According to the latest government statistics, more than a third of non-residential premises audited last year by FRAs (fire and rescue authorities) were not fully compliant with the government’s Fire Safety Order.
Action was taken in 12,932 premises as a result of non-compliance with the order. The worst performers were licensed premises – only 52% of 8,200 licensed premises audited were satisfactorily compliant. 30% of 4,900 offices and 29% of 6,000 factories and warehouses, were also found to be non-compliant.
This is even more concerning when we look closer at the data; just 3% of premises in England and Wales were checked last year, so who knows what the standards were like in the other 97%. It’s quite possible that there are hundreds of thousands of non-domestic premises that are breaking the law, risking fines, potentially invalidating their insurance and most worryingly, endangering the safety of workers and the general public – these could include shops, factories, schools, offices, warehouses, restaurants, pubs and public buildings.
The areas in which premises were most commonly non-compliant were articles 9 – risk assessment; 14 – emergency routes and exits; and 17 – maintaining precautions. This is somewhat frustrating, as these common areas of non-compliance can be swiftly identified and managed with the correct advice and guidance.
It is essential we really promote how important it is to get a thorough and robust fire risk assessment completed in premises by someone who is suitably trained and experienced. In many cases it is actually the simple things that cost nothing to do – like clearing fire exit routes – which make a big difference.

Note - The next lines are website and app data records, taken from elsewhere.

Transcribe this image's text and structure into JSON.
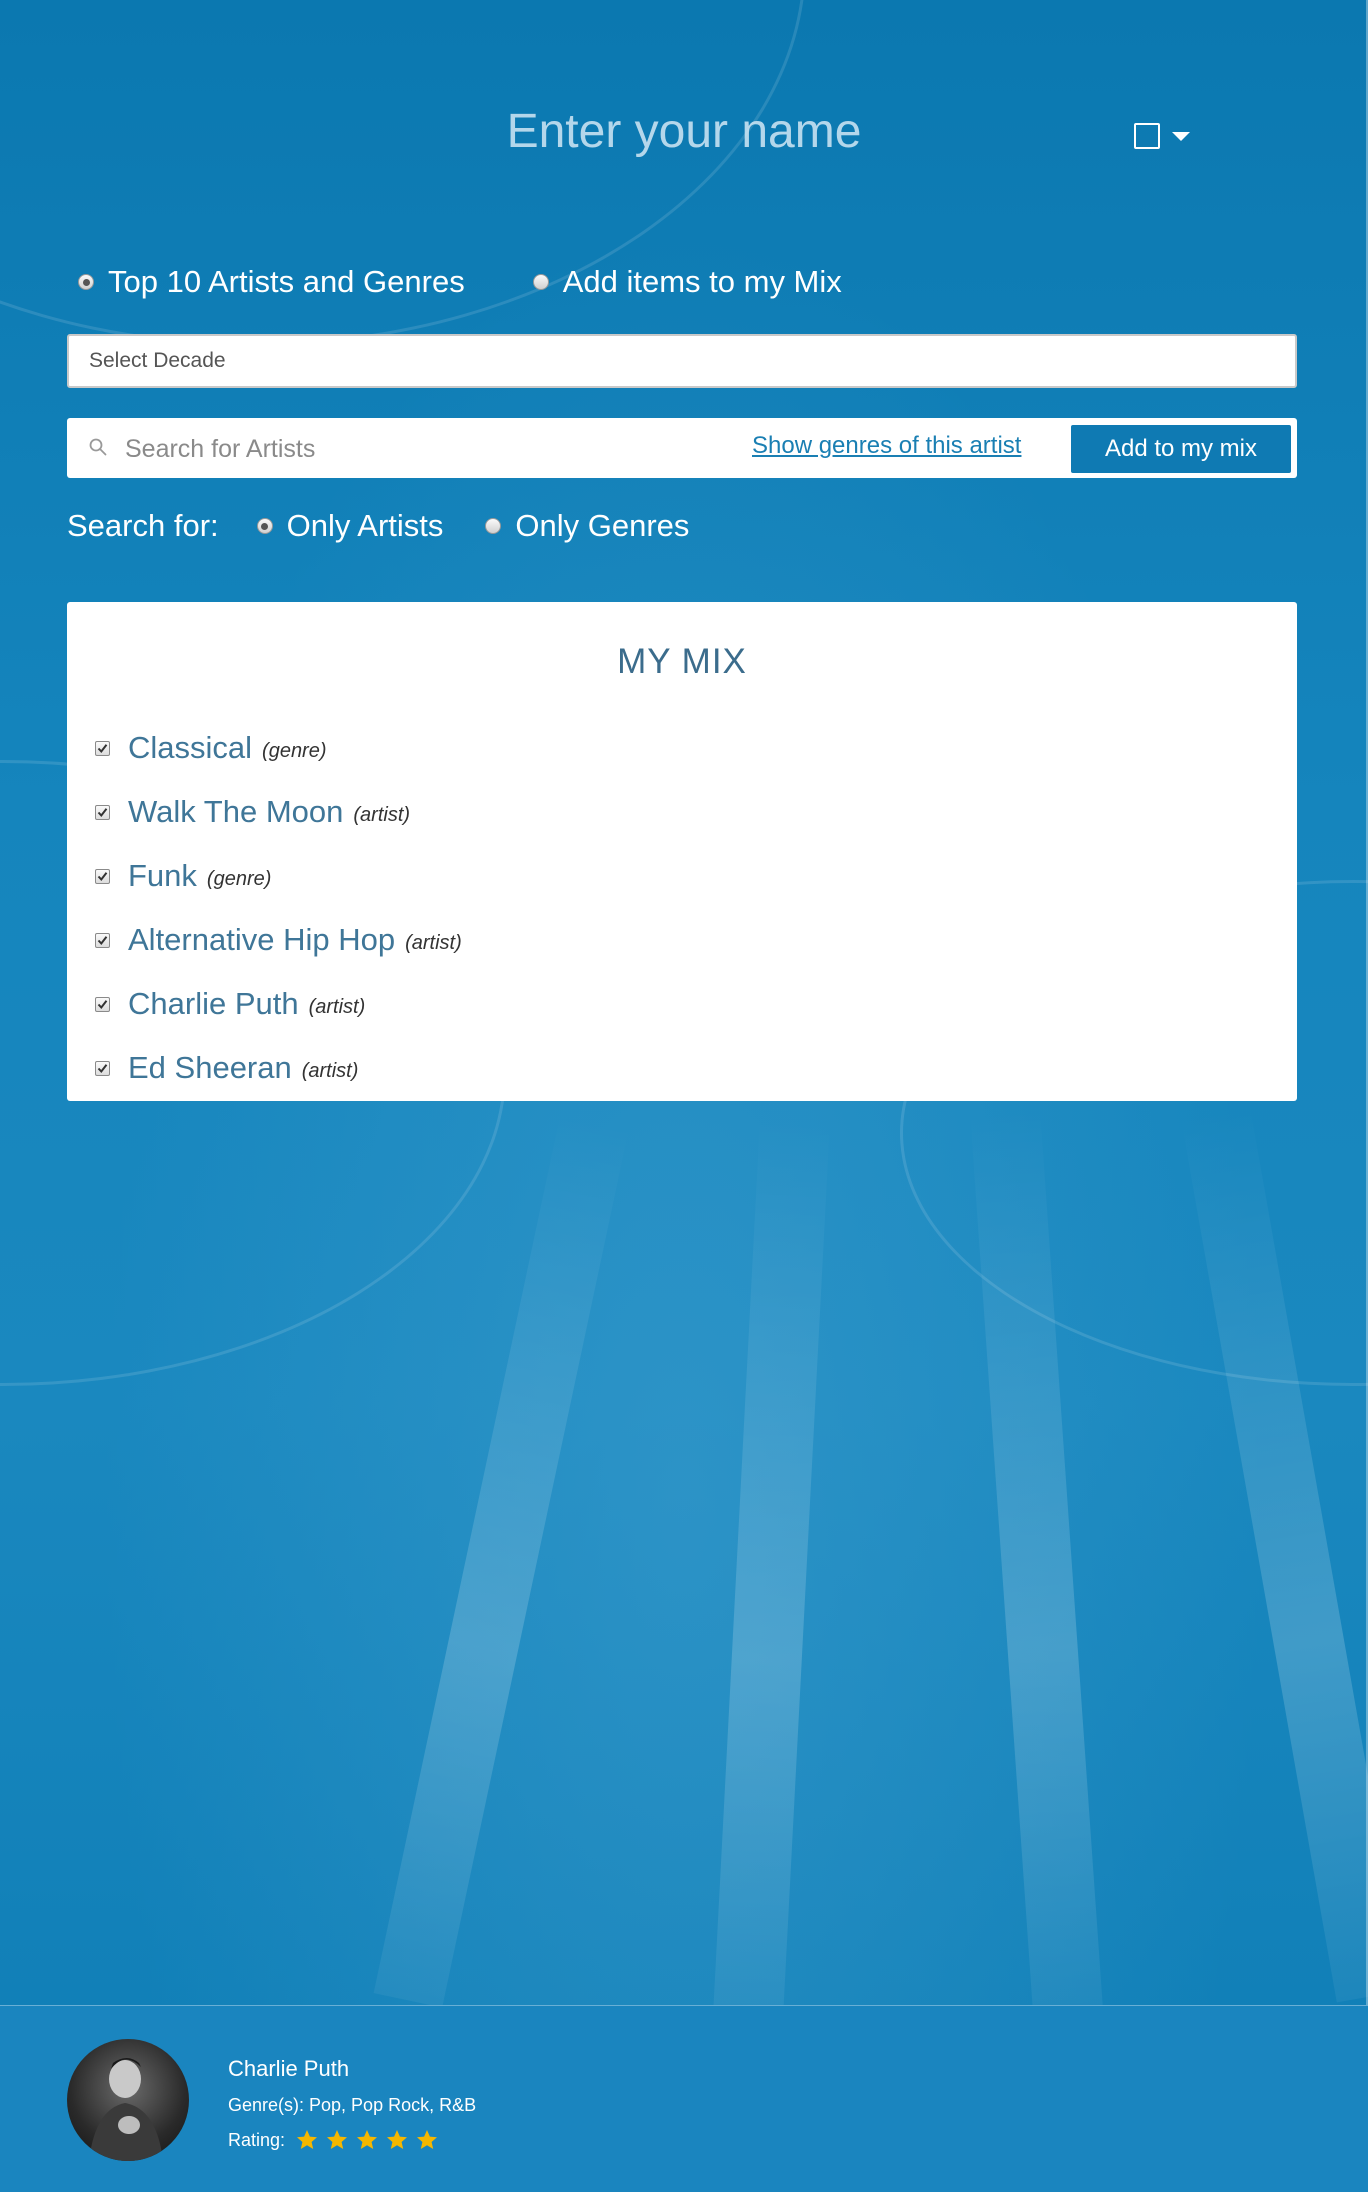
{
  "header": {
    "name_placeholder": "Enter your name",
    "language_toggle_icon": "checkbox-dropdown-icon"
  },
  "mode": {
    "options": [
      "Top 10 Artists and Genres",
      "Add items to my Mix"
    ],
    "selected": "Top 10 Artists and Genres"
  },
  "decade_select": {
    "value": "Select Decade"
  },
  "search": {
    "placeholder": "Search for Artists",
    "value": "",
    "show_genres_label": "Show genres of this artist",
    "add_button_label": "Add to my mix",
    "icon": "search-icon"
  },
  "search_for": {
    "label": "Search for:",
    "options": [
      "Only Artists",
      "Only Genres"
    ],
    "selected": "Only Artists"
  },
  "my_mix": {
    "title": "MY MIX",
    "items": [
      {
        "name": "Classical",
        "type": "(genre)",
        "checked": true
      },
      {
        "name": "Walk The Moon",
        "type": "(artist)",
        "checked": true
      },
      {
        "name": "Funk",
        "type": "(genre)",
        "checked": true
      },
      {
        "name": "Alternative Hip Hop",
        "type": "(artist)",
        "checked": true
      },
      {
        "name": "Charlie Puth",
        "type": "(artist)",
        "checked": true
      },
      {
        "name": "Ed Sheeran",
        "type": "(artist)",
        "checked": true
      }
    ]
  },
  "now_playing": {
    "artist": "Charlie Puth",
    "genres": "Genre(s): Pop, Pop Rock, R&B",
    "rating_label": "Rating:",
    "rating": 5,
    "rating_max": 5,
    "star_color": "#f5b700"
  },
  "colors": {
    "accent": "#0f7ab3",
    "mix_text": "#3f7698",
    "background": "#1585bd"
  }
}
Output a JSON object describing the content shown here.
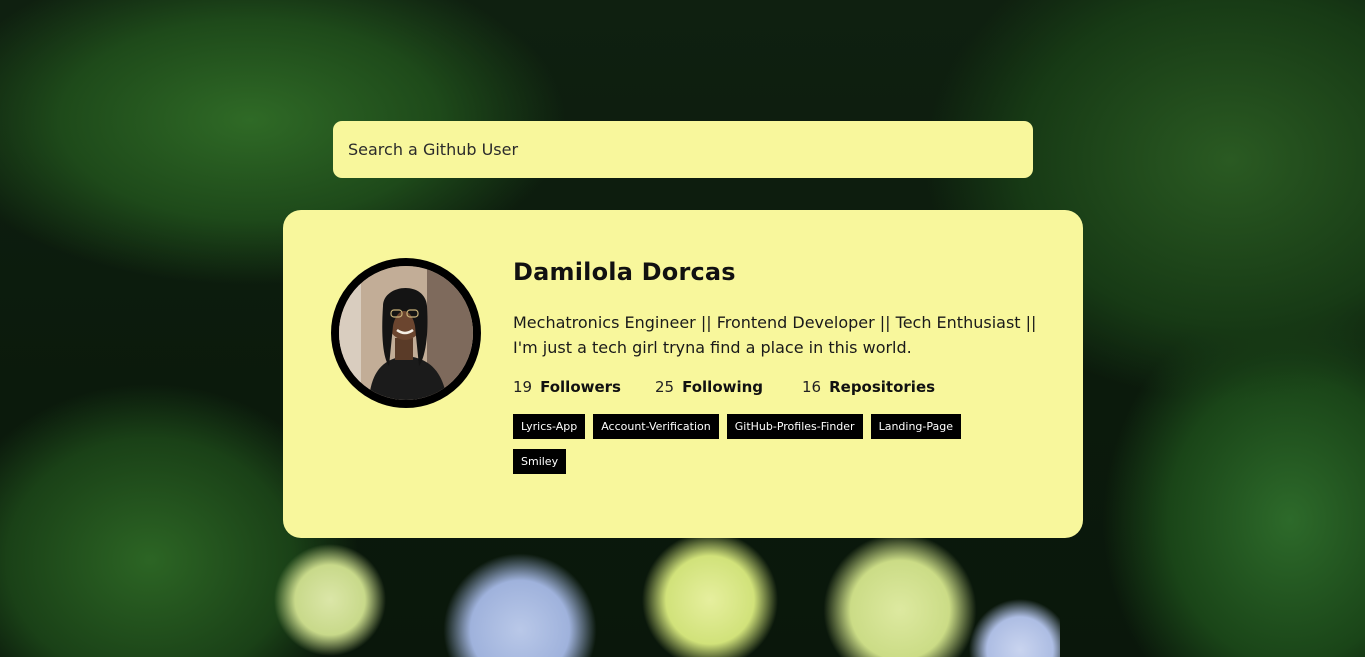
{
  "search": {
    "placeholder": "Search a Github User",
    "value": ""
  },
  "profile": {
    "name": "Damilola Dorcas",
    "bio": "Mechatronics Engineer || Frontend Developer || Tech Enthusiast || I'm just a tech girl tryna find a place in this world.",
    "stats": {
      "followers_count": "19",
      "followers_label": "Followers",
      "following_count": "25",
      "following_label": "Following",
      "repos_count": "16",
      "repos_label": "Repositories"
    },
    "repos": [
      "Lyrics-App",
      "Account-Verification",
      "GitHub-Profiles-Finder",
      "Landing-Page",
      "Smiley"
    ]
  },
  "colors": {
    "card": "#f8f79c",
    "tag": "#000000",
    "tag_text": "#ffffff"
  }
}
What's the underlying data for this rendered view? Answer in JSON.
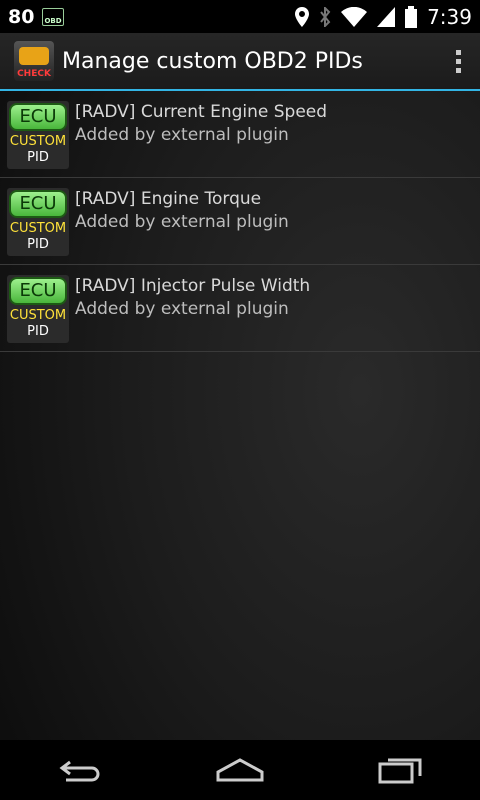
{
  "status_bar": {
    "notification_count": "80",
    "notification_icon_label": "OBD",
    "time": "7:39",
    "icons": [
      "location-icon",
      "bluetooth-icon",
      "wifi-icon",
      "signal-icon",
      "battery-icon"
    ]
  },
  "action_bar": {
    "title": "Manage custom OBD2 PIDs",
    "app_icon_label": "CHECK",
    "overflow_icon": "overflow-menu-icon"
  },
  "pid_icon": {
    "ecu": "ECU",
    "custom": "CUSTOM",
    "pid": "PID"
  },
  "items": [
    {
      "title": "[RADV] Current Engine Speed",
      "subtitle": "Added by external plugin"
    },
    {
      "title": "[RADV] Engine Torque",
      "subtitle": "Added by external plugin"
    },
    {
      "title": "[RADV] Injector Pulse Width",
      "subtitle": "Added by external plugin"
    }
  ],
  "nav_bar": {
    "buttons": [
      "back-icon",
      "home-icon",
      "recents-icon"
    ]
  },
  "colors": {
    "accent": "#33b5e5",
    "ecu_green": "#49b63b",
    "custom_yellow": "#ffe23a"
  }
}
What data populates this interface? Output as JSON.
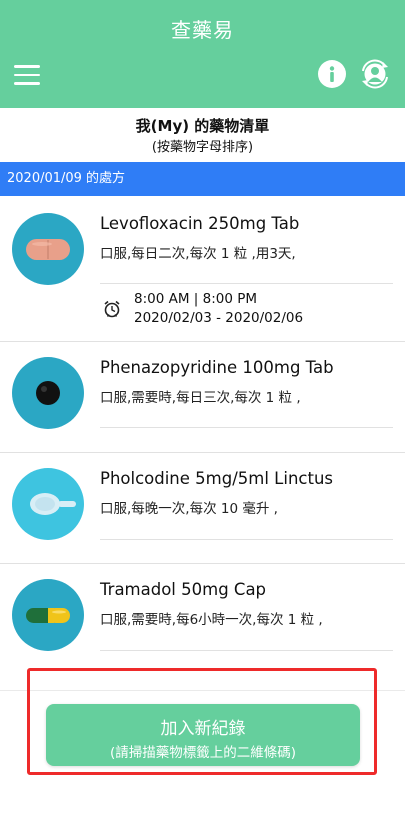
{
  "app": {
    "title": "查藥易"
  },
  "header": {
    "menu_icon": "hamburger-icon",
    "info_icon": "info-icon",
    "account_icon": "user-switch-icon",
    "background_color": "#65cf9d"
  },
  "list": {
    "title": "我(My) 的藥物清單",
    "subtitle": "(按藥物字母排序)"
  },
  "prescription": {
    "date_label": "2020/01/09 的處方",
    "bar_color": "#2f7df6"
  },
  "medications": [
    {
      "name": "Levofloxacin 250mg Tab",
      "instructions": "口服,每日二次,每次 1 粒 ,用3天,",
      "reminder_icon": "alarm-clock-icon",
      "times": "8:00 AM | 8:00 PM",
      "date_range": "2020/02/03 - 2020/02/06",
      "image": "pink-oblong-tablet"
    },
    {
      "name": "Phenazopyridine 100mg Tab",
      "instructions": "口服,需要時,每日三次,每次 1 粒 ,",
      "image": "dark-round-tablet"
    },
    {
      "name": "Pholcodine 5mg/5ml Linctus",
      "instructions": "口服,每晚一次,每次 10 毫升 ,",
      "image": "measuring-spoon"
    },
    {
      "name": "Tramadol 50mg Cap",
      "instructions": "口服,需要時,每6小時一次,每次 1 粒 ,",
      "image": "green-yellow-capsule"
    }
  ],
  "actions": {
    "add_label": "加入新紀錄",
    "add_sublabel": "(請掃描藥物標籤上的二維條碼)",
    "highlight_color": "#ee2a2a"
  }
}
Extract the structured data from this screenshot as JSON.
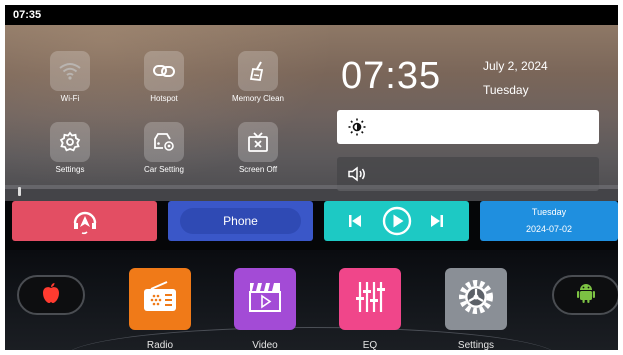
{
  "status_bar": {
    "time": "07:35"
  },
  "quick_settings": [
    {
      "label": "Wi-Fi",
      "icon": "wifi-icon"
    },
    {
      "label": "Hotspot",
      "icon": "hotspot-icon"
    },
    {
      "label": "Memory Clean",
      "icon": "broom-icon"
    },
    {
      "label": "Settings",
      "icon": "gear-icon"
    },
    {
      "label": "Car Setting",
      "icon": "car-settings-icon"
    },
    {
      "label": "Screen Off",
      "icon": "screen-off-icon"
    }
  ],
  "clock": {
    "time": "07:35",
    "date": "July 2, 2024",
    "weekday": "Tuesday"
  },
  "sliders": {
    "brightness_icon": "sun-icon",
    "volume_icon": "speaker-icon"
  },
  "cards": {
    "navigation_icon": "navigation-icon",
    "phone_label": "Phone",
    "media_icons": [
      "previous-icon",
      "play-icon",
      "next-icon"
    ],
    "date_card": {
      "weekday": "Tuesday",
      "date": "2024-07-02"
    }
  },
  "dock": {
    "left": {
      "icon": "apple-icon"
    },
    "right": {
      "icon": "android-icon"
    },
    "apps": [
      {
        "label": "Radio",
        "icon": "radio-icon",
        "color": "#f07a18"
      },
      {
        "label": "Video",
        "icon": "clapperboard-icon",
        "color": "#a34bd6"
      },
      {
        "label": "EQ",
        "icon": "equalizer-icon",
        "color": "#f0468a"
      },
      {
        "label": "Settings",
        "icon": "settings-gear-icon",
        "color": "#8a8f96"
      }
    ]
  },
  "colors": {
    "red_card": "#e34e63",
    "blue_card": "#3a57c8",
    "teal_card": "#1dc9c4",
    "sky_card": "#1f8fdf"
  }
}
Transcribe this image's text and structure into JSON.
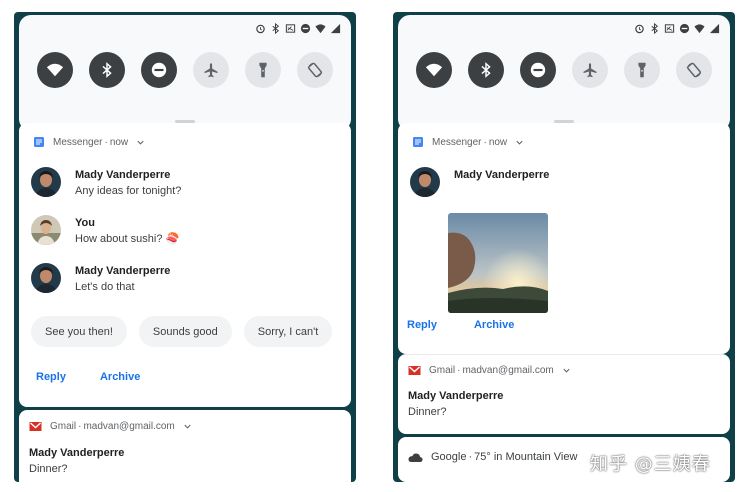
{
  "left": {
    "notification": {
      "app_name": "Messenger",
      "time": "now",
      "messages": [
        {
          "sender": "Mady Vanderperre",
          "text": "Any ideas for tonight?"
        },
        {
          "sender": "You",
          "text": "How about sushi? 🍣"
        },
        {
          "sender": "Mady Vanderperre",
          "text": "Let's do that"
        }
      ],
      "smart_replies": [
        "See you then!",
        "Sounds good",
        "Sorry, I can't"
      ],
      "actions": [
        "Reply",
        "Archive"
      ]
    },
    "gmail": {
      "app_name": "Gmail",
      "account": "madvan@gmail.com",
      "sender": "Mady Vanderperre",
      "body": "Dinner?"
    }
  },
  "right": {
    "notification": {
      "app_name": "Messenger",
      "time": "now",
      "sender": "Mady Vanderperre",
      "actions": [
        "Reply",
        "Archive"
      ]
    },
    "gmail": {
      "app_name": "Gmail",
      "account": "madvan@gmail.com",
      "sender": "Mady Vanderperre",
      "body": "Dinner?"
    },
    "google": {
      "app_name": "Google",
      "text": "75° in Mountain View"
    }
  },
  "watermark": "知乎 @三姨春",
  "colors": {
    "accent": "#1a73e8",
    "tile_on": "#3c4043",
    "tile_off": "#e3e5e8",
    "gmail_red": "#d93025",
    "messenger_blue": "#4285f4"
  }
}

Better training must also play a key part in fire safety management. Business owners need training to alert them of their responsibilities and the legal requirements of fire safety. Managers and supervisors need training to adequately implement the management standards and controls identified within the fire risk assessment. Fire marshals need training in the crucial role they play in preventing fires and then dealing with emergency situations, and then training of employees to play their part in ensuring the fire safety of the premises.
Clearly something is failing – potentially a third of English and Welsh businesses aren’t complying with the law. What can the health and safety industry do to change this? Are industry regulations too complex and, therefore, part of the problem? The RRFSO made significant improvements in consolidating the previous collection of regulations, but is it still too confusing for businesses? If not, what can we do about it to get the message out there, and get our businesses compliant in such a crucial area of safety?
original source http://www.shponline.co.uk/fire-safety-third-businesses-non-compliant/